## [Task description]
Please could you give again the lines from the one holding "Decode this image" through the final line of the data below, exactly, with no other lines?

─── Provided entries ───

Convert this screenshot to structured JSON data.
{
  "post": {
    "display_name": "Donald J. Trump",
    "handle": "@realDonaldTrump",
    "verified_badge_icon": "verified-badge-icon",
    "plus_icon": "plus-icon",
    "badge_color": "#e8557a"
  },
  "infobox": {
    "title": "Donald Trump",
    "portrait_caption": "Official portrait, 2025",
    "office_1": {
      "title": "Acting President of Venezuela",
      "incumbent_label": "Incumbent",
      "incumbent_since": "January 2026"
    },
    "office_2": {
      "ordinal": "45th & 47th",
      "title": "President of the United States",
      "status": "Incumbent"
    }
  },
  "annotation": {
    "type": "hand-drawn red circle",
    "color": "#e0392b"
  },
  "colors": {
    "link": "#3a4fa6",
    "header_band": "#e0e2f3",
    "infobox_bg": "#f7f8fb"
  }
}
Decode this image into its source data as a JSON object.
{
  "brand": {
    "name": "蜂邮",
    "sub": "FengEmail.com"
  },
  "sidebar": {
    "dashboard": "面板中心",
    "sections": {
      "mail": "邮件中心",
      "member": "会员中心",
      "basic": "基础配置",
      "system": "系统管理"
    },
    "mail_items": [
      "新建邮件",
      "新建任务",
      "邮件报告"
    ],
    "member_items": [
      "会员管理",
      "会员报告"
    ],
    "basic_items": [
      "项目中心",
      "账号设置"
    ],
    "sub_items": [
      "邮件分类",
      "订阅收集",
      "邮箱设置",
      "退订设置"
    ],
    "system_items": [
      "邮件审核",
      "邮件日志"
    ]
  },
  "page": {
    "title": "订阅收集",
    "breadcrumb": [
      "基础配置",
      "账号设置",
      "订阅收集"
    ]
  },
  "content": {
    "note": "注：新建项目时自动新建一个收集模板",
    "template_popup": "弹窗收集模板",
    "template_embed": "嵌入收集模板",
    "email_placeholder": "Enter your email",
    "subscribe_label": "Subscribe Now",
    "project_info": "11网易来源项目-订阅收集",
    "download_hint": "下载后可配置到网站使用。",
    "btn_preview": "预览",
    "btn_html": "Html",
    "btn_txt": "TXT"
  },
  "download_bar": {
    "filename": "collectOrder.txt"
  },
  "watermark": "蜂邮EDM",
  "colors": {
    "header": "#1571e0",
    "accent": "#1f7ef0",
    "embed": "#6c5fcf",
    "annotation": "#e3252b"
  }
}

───

## [Task result]
Decode this image into its source data as a JSON object.
{
  "brand": {
    "name": "蜂邮",
    "sub": "FengEmail.com"
  },
  "sidebar": {
    "dashboard": "面板中心",
    "sections": {
      "mail": "邮件中心",
      "member": "会员中心",
      "basic": "基础配置",
      "system": "系统管理"
    },
    "mail_items": [
      "新建邮件",
      "新建任务",
      "邮件报告"
    ],
    "member_items": [
      "会员管理",
      "会员报告"
    ],
    "basic_items": [
      "项目中心",
      "账号设置"
    ],
    "sub_items": [
      "邮件分类",
      "订阅收集",
      "邮箱设置",
      "退订设置"
    ],
    "system_items": [
      "邮件审核",
      "邮件日志"
    ]
  },
  "page": {
    "title": "订阅收集",
    "breadcrumb": [
      "基础配置",
      "账号设置",
      "订阅收集"
    ]
  },
  "content": {
    "note": "注：新建项目时自动新建一个收集模板",
    "template_popup": "弹窗收集模板",
    "template_embed": "嵌入收集模板",
    "email_placeholder": "Enter your email",
    "subscribe_label": "Subscribe Now",
    "project_info": "11网易来源项目-订阅收集",
    "download_hint": "下载后可配置到网站使用。",
    "btn_preview": "预览",
    "btn_html": "Html",
    "btn_txt": "TXT"
  },
  "download_bar": {
    "filename": "collectOrder.txt"
  },
  "watermark": "蜂邮EDM",
  "colors": {
    "header": "#1571e0",
    "accent": "#1f7ef0",
    "embed": "#6c5fcf",
    "annotation": "#e3252b"
  }
}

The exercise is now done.